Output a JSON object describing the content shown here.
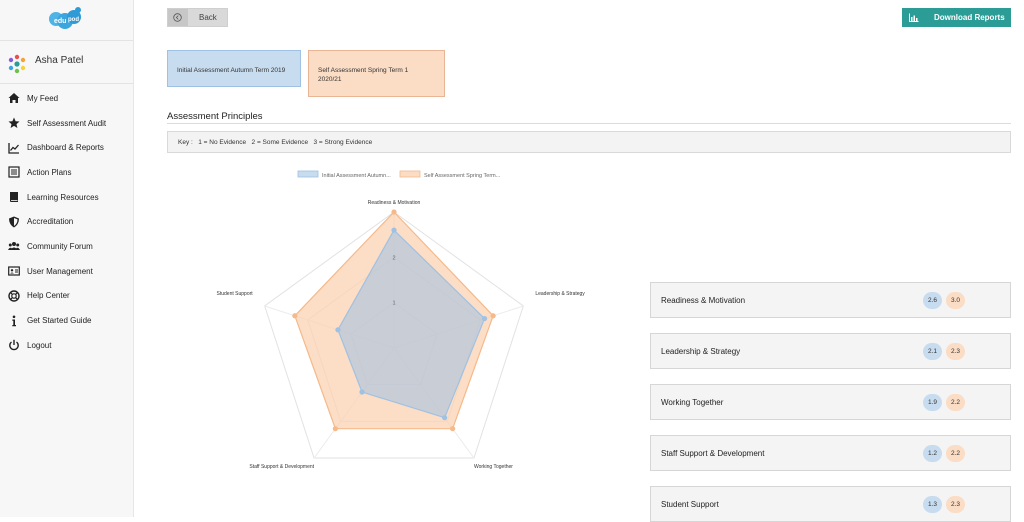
{
  "user": {
    "name": "Asha Patel"
  },
  "sidebar": {
    "items": [
      {
        "label": "My Feed",
        "icon": "home-icon"
      },
      {
        "label": "Self Assessment Audit",
        "icon": "star-icon"
      },
      {
        "label": "Dashboard & Reports",
        "icon": "chart-line-icon"
      },
      {
        "label": "Action Plans",
        "icon": "list-icon"
      },
      {
        "label": "Learning Resources",
        "icon": "book-icon"
      },
      {
        "label": "Accreditation",
        "icon": "shield-icon"
      },
      {
        "label": "Community Forum",
        "icon": "users-icon"
      },
      {
        "label": "User Management",
        "icon": "id-card-icon"
      },
      {
        "label": "Help Center",
        "icon": "help-icon"
      },
      {
        "label": "Get Started Guide",
        "icon": "info-icon"
      },
      {
        "label": "Logout",
        "icon": "power-icon"
      }
    ]
  },
  "toolbar": {
    "back_label": "Back",
    "download_label": "Download Reports"
  },
  "assessments": [
    {
      "label": "Initial Assessment Autumn Term 2019"
    },
    {
      "label": "Self Assessment Spring Term 1 2020/21"
    }
  ],
  "principles": {
    "title": "Assessment Principles",
    "key": "Key :   1 = No Evidence   2 = Some Evidence   3 = Strong Evidence"
  },
  "colors": {
    "accent": "#2b9d96",
    "series_blue": "#c8dcef",
    "series_orange": "#fbdcc4"
  },
  "chart_data": {
    "type": "radar",
    "categories": [
      "Readiness & Motivation",
      "Leadership & Strategy",
      "Working Together",
      "Staff Support & Development",
      "Student Support"
    ],
    "series": [
      {
        "name": "Initial Assessment Autumn...",
        "values": [
          2.6,
          2.1,
          1.9,
          1.2,
          1.3
        ],
        "color": "#9fc1e3"
      },
      {
        "name": "Self Assessment Spring Term...",
        "values": [
          3.0,
          2.3,
          2.2,
          2.2,
          2.3
        ],
        "color": "#f5b98a"
      }
    ],
    "tick_labels": [
      "1",
      "2"
    ],
    "rlim": [
      0,
      3
    ]
  },
  "scores": [
    {
      "label": "Readiness & Motivation",
      "initial": "2.6",
      "spring": "3.0"
    },
    {
      "label": "Leadership & Strategy",
      "initial": "2.1",
      "spring": "2.3"
    },
    {
      "label": "Working Together",
      "initial": "1.9",
      "spring": "2.2"
    },
    {
      "label": "Staff Support & Development",
      "initial": "1.2",
      "spring": "2.2"
    },
    {
      "label": "Student Support",
      "initial": "1.3",
      "spring": "2.3"
    }
  ]
}
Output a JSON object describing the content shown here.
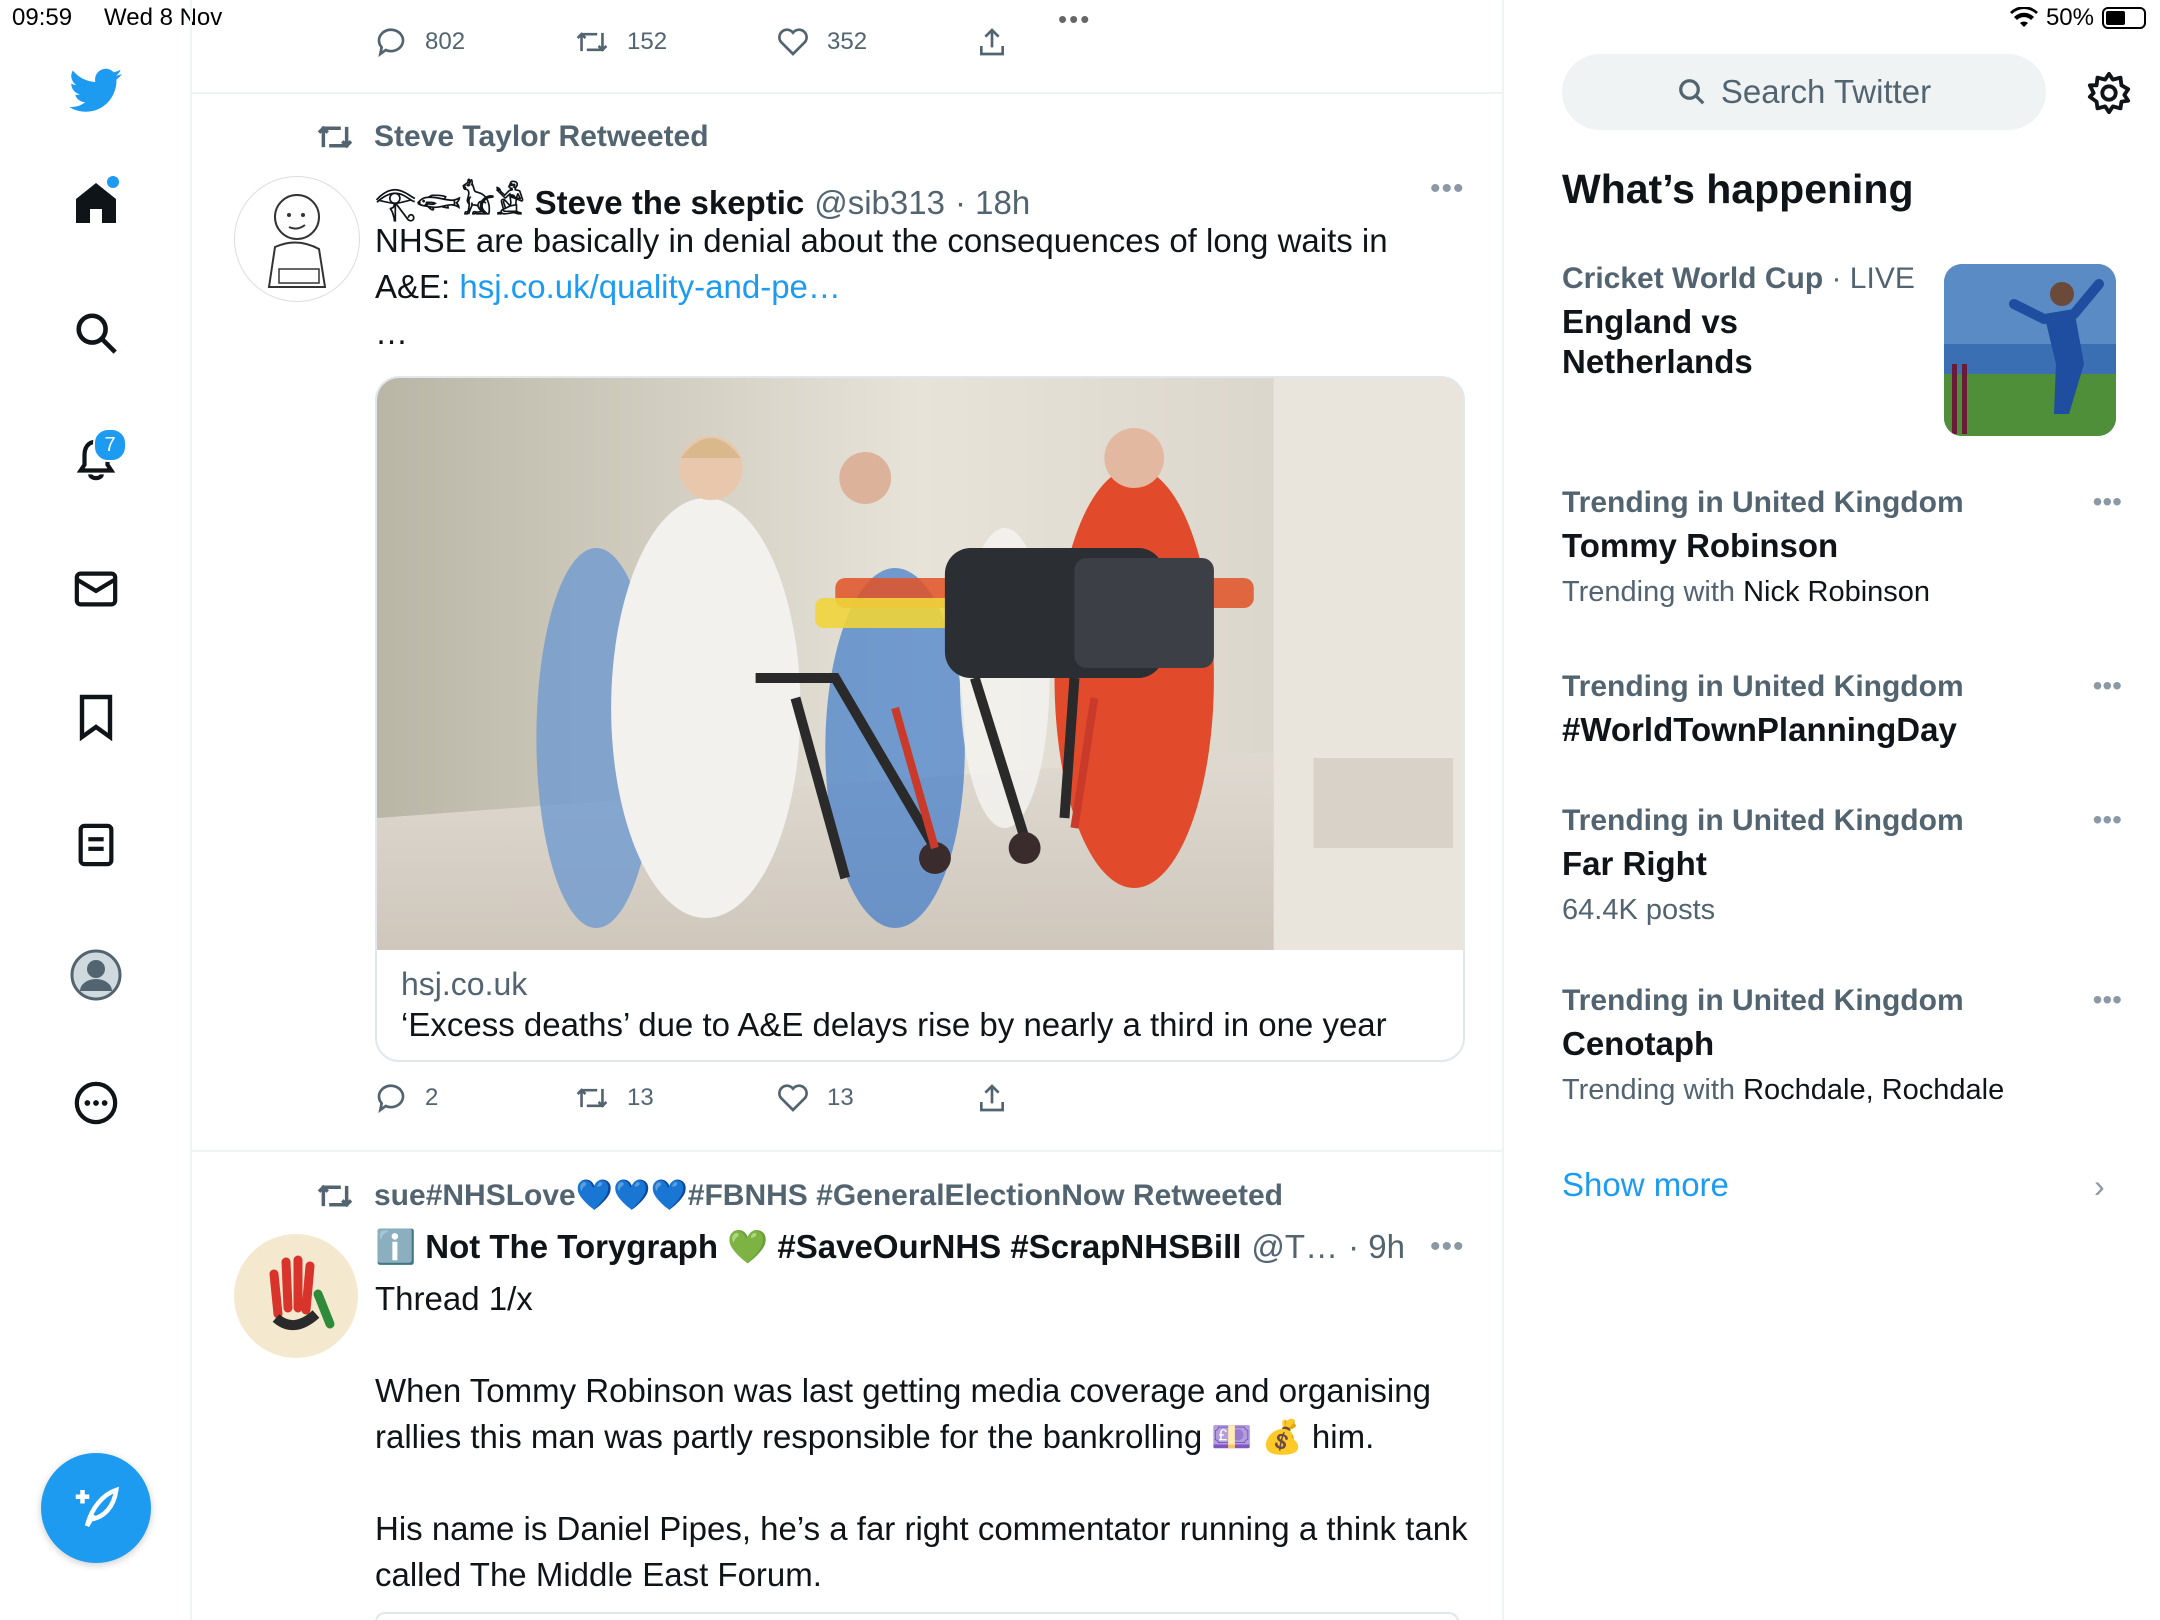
{
  "status_bar": {
    "time": "09:59",
    "date": "Wed 8 Nov",
    "battery": "50%"
  },
  "nav": {
    "notifications_count": "7"
  },
  "top_tweet_actions": {
    "replies": "802",
    "retweets": "152",
    "likes": "352"
  },
  "tweet1": {
    "retweeted_by": "Steve Taylor Retweeted",
    "name_prefix": "𓂀𓆟𓃠𓀀",
    "name": "Steve the skeptic",
    "handle": "@sib313",
    "time": "· 18h",
    "text_before_link": "NHSE are basically in denial about the consequences of long waits in A&E: ",
    "link": "hsj.co.uk/quality-and-pe…",
    "ellipsis": "…",
    "card_domain": "hsj.co.uk",
    "card_title": "‘Excess deaths’ due to A&E delays rise by nearly a third in one year",
    "replies": "2",
    "retweets": "13",
    "likes": "13"
  },
  "tweet2": {
    "retweeted_by": "sue#NHSLove💙💙💙#FBNHS #GeneralElectionNow Retweeted",
    "name": "ℹ️ Not The Torygraph 💚 #SaveOurNHS #ScrapNHSBill",
    "handle": "@T…",
    "time": "· 9h",
    "para1": "Thread 1/x",
    "para2": "When Tommy Robinson was last getting media coverage and organising rallies this man was partly responsible for the bankrolling 💷 💰 him.",
    "para3": "His name is Daniel Pipes, he’s a far right commentator running a think tank called The Middle East Forum."
  },
  "sidebar": {
    "search_placeholder": "Search Twitter",
    "section_title": "What’s happening",
    "trends": [
      {
        "meta": "Cricket World Cup",
        "live": " · LIVE",
        "title": "England vs Netherlands",
        "sub_prefix": "",
        "sub_value": ""
      },
      {
        "meta": "Trending in United Kingdom",
        "title": "Tommy Robinson",
        "sub_prefix": "Trending with ",
        "sub_value": "Nick Robinson"
      },
      {
        "meta": "Trending in United Kingdom",
        "title": "#WorldTownPlanningDay",
        "sub_prefix": "",
        "sub_value": ""
      },
      {
        "meta": "Trending in United Kingdom",
        "title": "Far Right",
        "sub_prefix": "64.4K posts",
        "sub_value": ""
      },
      {
        "meta": "Trending in United Kingdom",
        "title": "Cenotaph",
        "sub_prefix": "Trending with ",
        "sub_value": "Rochdale, Rochdale"
      }
    ],
    "show_more": "Show more"
  },
  "colors": {
    "accent": "#1d9bf0",
    "text": "#0f1419",
    "muted": "#536471",
    "border": "#eff3f4"
  }
}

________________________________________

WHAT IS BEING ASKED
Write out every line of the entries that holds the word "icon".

RESPONSE AREA
        "icon": "home-icon"
        "icon": "star-icon"
        "icon": "chart-line-icon"
        "icon": "list-icon"
        "icon": "book-icon"
        "icon": "shield-icon"
        "icon": "users-icon"
        "icon": "id-card-icon"
        "icon": "help-icon"
        "icon": "info-icon"
        "icon": "power-icon"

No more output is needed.